*GOAL OF THE EXERCISE:* Wherever a line holds the word "title", copy that line from the data.

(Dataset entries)
********

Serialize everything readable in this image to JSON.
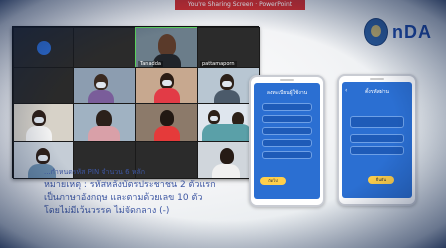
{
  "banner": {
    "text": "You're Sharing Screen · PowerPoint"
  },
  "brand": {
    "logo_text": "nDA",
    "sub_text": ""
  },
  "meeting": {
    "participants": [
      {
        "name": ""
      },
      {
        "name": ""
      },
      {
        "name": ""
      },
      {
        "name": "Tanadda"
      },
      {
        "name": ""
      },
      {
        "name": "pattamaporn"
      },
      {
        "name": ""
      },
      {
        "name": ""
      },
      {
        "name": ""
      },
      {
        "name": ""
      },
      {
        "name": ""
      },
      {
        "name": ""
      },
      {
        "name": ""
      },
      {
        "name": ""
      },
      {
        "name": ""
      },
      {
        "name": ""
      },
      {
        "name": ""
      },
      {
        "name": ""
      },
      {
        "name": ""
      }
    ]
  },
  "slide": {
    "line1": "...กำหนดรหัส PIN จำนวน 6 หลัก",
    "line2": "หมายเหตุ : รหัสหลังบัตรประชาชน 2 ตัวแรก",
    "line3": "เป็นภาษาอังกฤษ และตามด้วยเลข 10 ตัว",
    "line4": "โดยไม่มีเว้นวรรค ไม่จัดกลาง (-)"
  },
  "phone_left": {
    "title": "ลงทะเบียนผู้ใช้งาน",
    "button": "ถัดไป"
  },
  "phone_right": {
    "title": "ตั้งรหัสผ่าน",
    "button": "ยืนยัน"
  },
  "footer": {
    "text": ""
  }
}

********

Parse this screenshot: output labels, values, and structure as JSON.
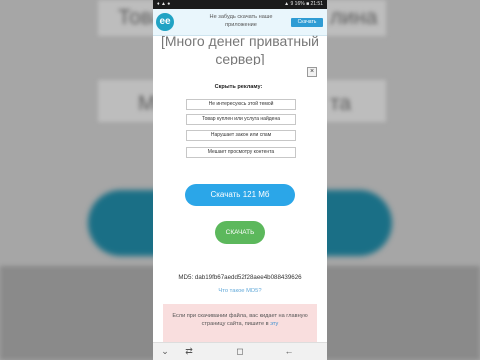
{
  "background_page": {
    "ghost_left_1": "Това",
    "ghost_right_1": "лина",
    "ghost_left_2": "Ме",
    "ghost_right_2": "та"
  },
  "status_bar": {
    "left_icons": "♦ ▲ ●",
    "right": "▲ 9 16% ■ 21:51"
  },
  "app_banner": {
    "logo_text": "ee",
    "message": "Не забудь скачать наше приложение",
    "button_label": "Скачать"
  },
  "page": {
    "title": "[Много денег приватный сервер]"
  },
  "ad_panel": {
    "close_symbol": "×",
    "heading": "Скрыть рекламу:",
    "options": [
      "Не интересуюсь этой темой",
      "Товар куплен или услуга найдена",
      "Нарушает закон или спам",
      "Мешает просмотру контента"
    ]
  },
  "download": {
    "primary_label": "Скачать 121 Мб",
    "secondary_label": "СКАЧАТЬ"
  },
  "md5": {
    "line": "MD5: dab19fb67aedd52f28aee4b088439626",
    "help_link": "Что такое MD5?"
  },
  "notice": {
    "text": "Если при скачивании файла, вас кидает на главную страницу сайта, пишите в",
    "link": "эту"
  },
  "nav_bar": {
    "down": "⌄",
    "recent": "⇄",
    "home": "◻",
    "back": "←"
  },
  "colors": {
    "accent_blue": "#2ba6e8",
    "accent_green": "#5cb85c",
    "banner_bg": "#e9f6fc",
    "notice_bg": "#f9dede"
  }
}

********

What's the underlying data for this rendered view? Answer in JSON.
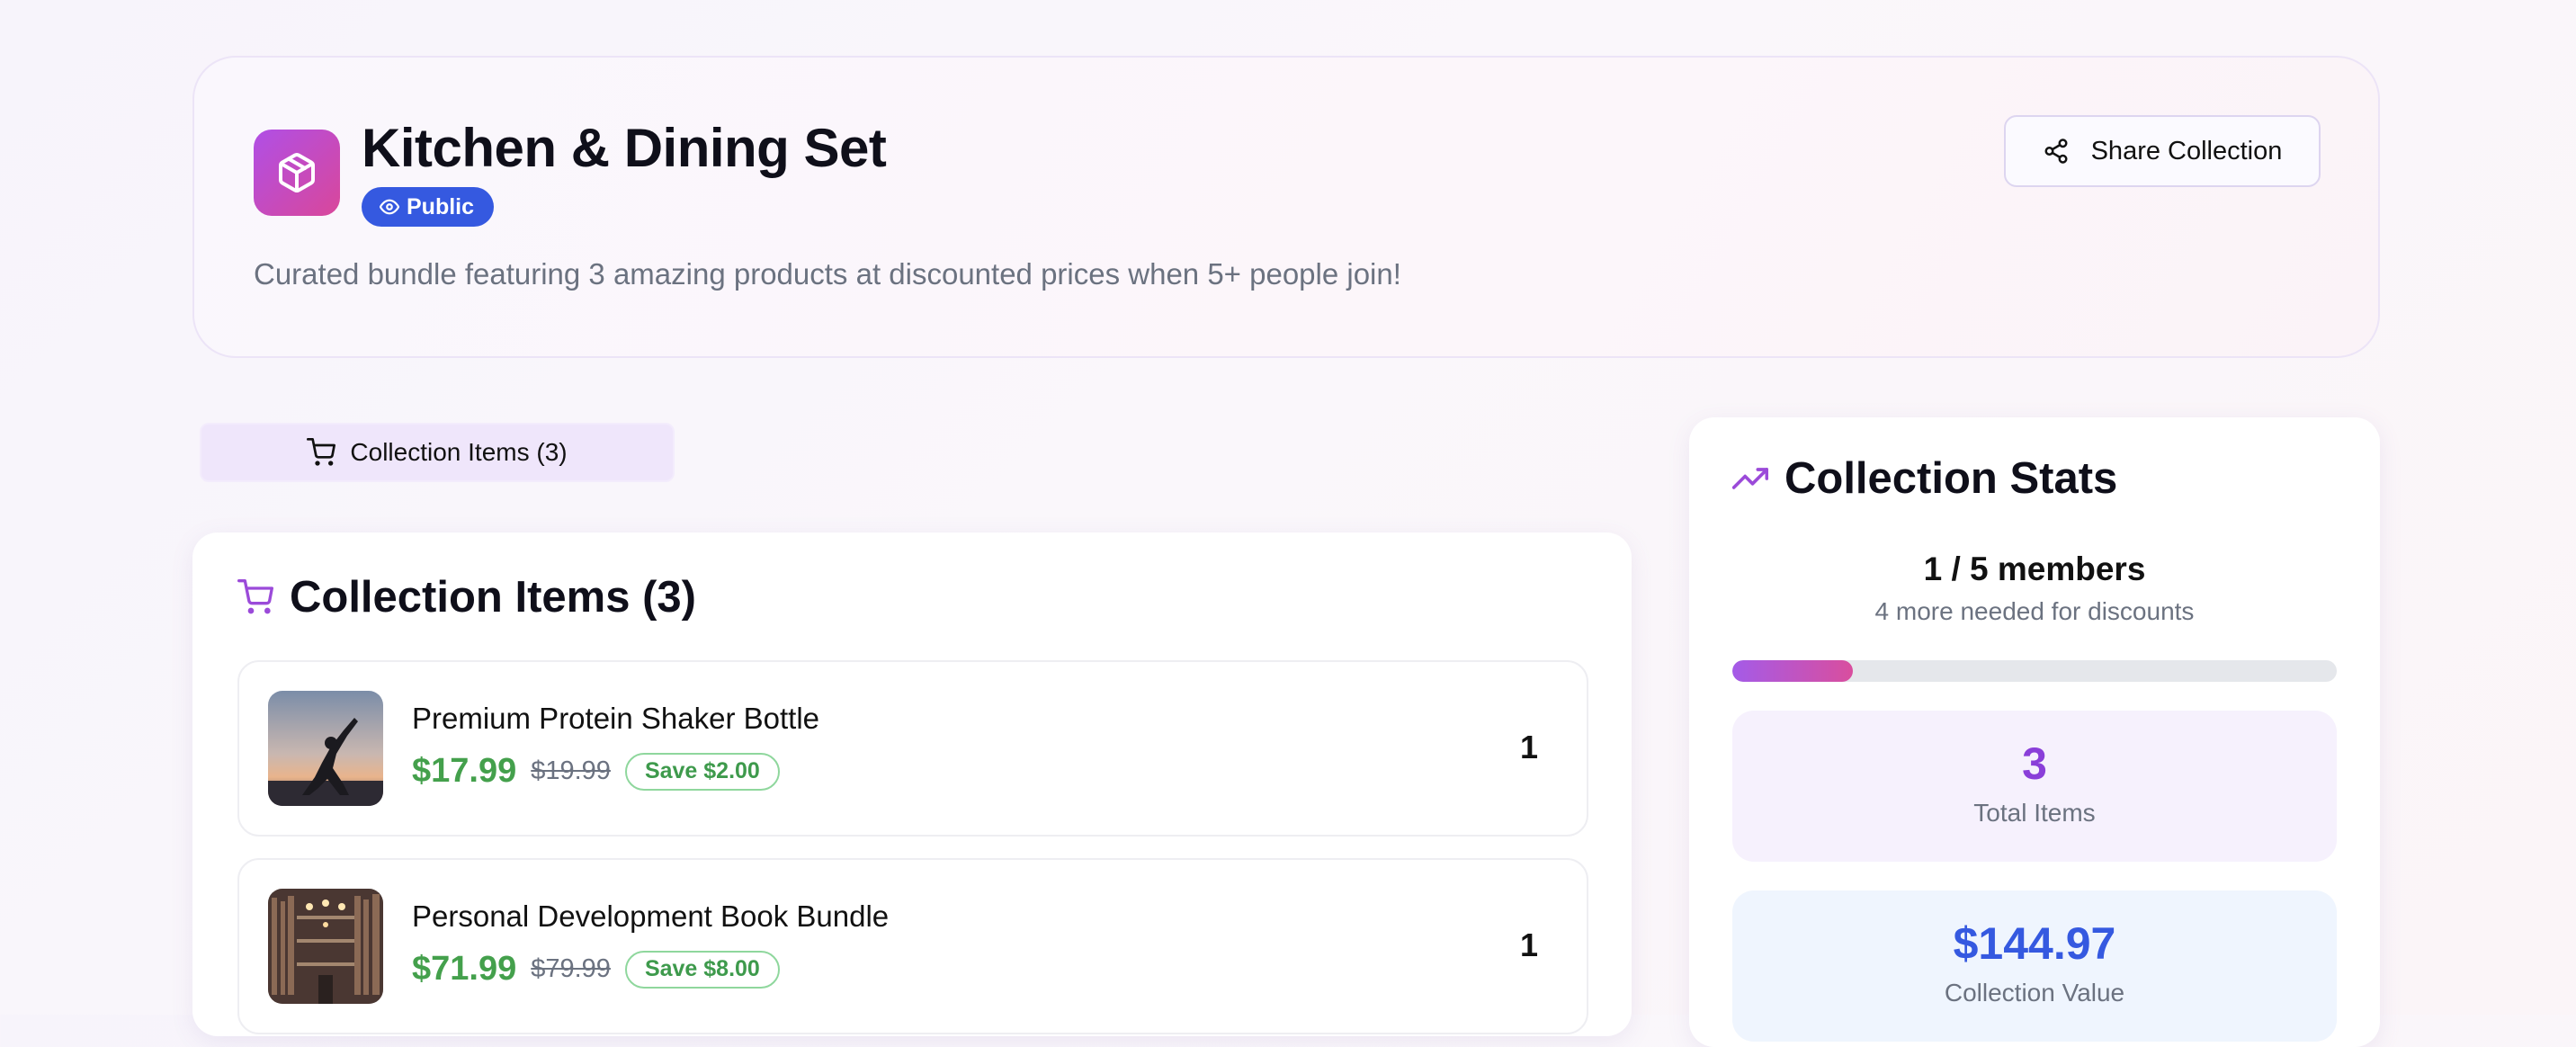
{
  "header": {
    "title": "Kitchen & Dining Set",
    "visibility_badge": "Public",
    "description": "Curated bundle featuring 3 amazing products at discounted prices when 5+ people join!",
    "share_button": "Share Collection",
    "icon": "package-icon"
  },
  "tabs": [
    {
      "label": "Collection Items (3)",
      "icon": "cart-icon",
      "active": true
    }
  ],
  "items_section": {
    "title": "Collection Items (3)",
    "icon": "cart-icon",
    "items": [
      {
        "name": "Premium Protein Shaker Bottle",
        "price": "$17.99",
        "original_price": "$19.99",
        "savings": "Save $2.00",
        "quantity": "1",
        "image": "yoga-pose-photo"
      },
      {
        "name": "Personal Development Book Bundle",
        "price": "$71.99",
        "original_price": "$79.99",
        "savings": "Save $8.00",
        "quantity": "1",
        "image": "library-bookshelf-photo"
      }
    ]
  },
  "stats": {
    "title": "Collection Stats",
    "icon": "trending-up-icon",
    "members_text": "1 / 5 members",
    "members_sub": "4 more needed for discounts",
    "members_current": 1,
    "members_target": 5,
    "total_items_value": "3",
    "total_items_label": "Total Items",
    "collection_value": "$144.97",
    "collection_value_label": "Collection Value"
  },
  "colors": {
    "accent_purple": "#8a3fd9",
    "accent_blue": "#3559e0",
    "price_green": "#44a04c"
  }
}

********

*WRITTEN REPLY:*
    "title": "ลงทะเบียนผู้ใช้งาน",
    "title": "ตั้งรหัสผ่าน",
    "title": "[Много денег приватный сервер]"
    "title": "Kitchen & Dining Set",
    "title": "Collection Items (3)",
    "title": "Collection Stats",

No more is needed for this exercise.